Notably, the overall size of the hedge fund industry (in terms of assets under management) has not declined significantly during this period and has continued to grow. There are new hedge funds launching all the time, even as several of the past 10 years have seen record numbers of hedge fund closures.

In the midst of growing pressures, some hedge funds are reevaluating aspects of their organization, including the "Two and Twenty" fee structure. , the last quarter of 2016 saw the average management fee fall to 1.48%, while the average incentive fee fell to 17.4%. In this sense, the average hedge fund is still much more costly than, say, an index or mutual fund, but the fact that the fee structure is changing on average is notable.

Major Hedge Funds
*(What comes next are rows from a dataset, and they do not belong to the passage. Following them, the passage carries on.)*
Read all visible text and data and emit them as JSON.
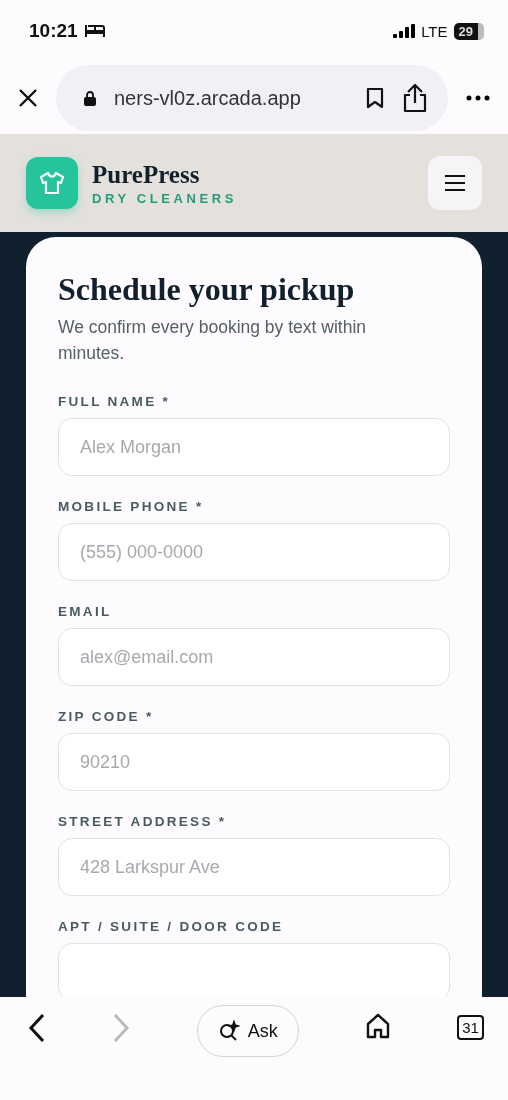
{
  "status_bar": {
    "time": "10:21",
    "network": "LTE",
    "battery": "29"
  },
  "browser": {
    "url": "ners-vl0z.arcada.app"
  },
  "header": {
    "brand": "PurePress",
    "tagline": "DRY CLEANERS"
  },
  "form": {
    "title": "Schedule your pickup",
    "subtitle": "We confirm every booking by text within minutes.",
    "fields": [
      {
        "label": "FULL NAME *",
        "placeholder": "Alex Morgan"
      },
      {
        "label": "MOBILE PHONE *",
        "placeholder": "(555) 000-0000"
      },
      {
        "label": "EMAIL",
        "placeholder": "alex@email.com"
      },
      {
        "label": "ZIP CODE *",
        "placeholder": "90210"
      },
      {
        "label": "STREET ADDRESS *",
        "placeholder": "428 Larkspur Ave"
      },
      {
        "label": "APT / SUITE / DOOR CODE"
      }
    ]
  },
  "toolbar": {
    "back_disabled": false,
    "forward_disabled": true,
    "ask": "Ask",
    "tabs": "31"
  }
}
In mid-2018, data provider HFM Absolute Return created a ranked list of hedge funds according to total AUM. This list of top hedge funds includes some companies which hold more in AUM in other areas besides a hedge fund arm. Nonetheless, the ranking factors in only the hedge fund operations at each firm.

Paul Singer's Elliott Management Corporation held $35 billion in AUM as of the survey. Founded in 1977, the fund is occasionally described as a "vulture fund," as roughly one-third of its assets are focused on distressed securities, including debt for bankrupt countries. Regardless, the strategy has proven successful for multiple decades.

Founded in 2001 by David Siegel and John Overdeck, New York's Two Sigma Investments is near the top of the list of hedge funds by AUM, with more than $37 billion in managed assets. The firm was designed to not rely on a single investment strategy, allowing it to be flexible along with shifts in the market.

One of the most popular hedge funds in the world is James H. Simon's Renaissance Technologies. The fund, with $57 billion in AUM, was launched in 1982, but it has revolutionized its strategy along with changes in technology in recent years. Now, Renaissance is known for systematic trading based on computer models and quantitative algorithms. Thanks to these approaches, Renaissance has been able to provide investors with consistently strong returns, even in spite of recent turbulence in the hedge fund space more broadly.

AQR Capital Investments is the second-largest hedge fund in the world, overseeing just under $90 billion in AUM as of the time of HFM's survey. Based in Greenwich, Connecticut, AQR is known for utilizing both traditional and alternative investment strategies.

Ray Dalio's Bridgewater Associates remains the largest hedge fund in the world, with just under $125 billion in AUM as of mid-2018. The Connecticut-based fund employs about 1700 people and focuses on a global macro investing strategy. Bridgewater counts foundations, endowments, and even foreign governments and central banks among its clientele.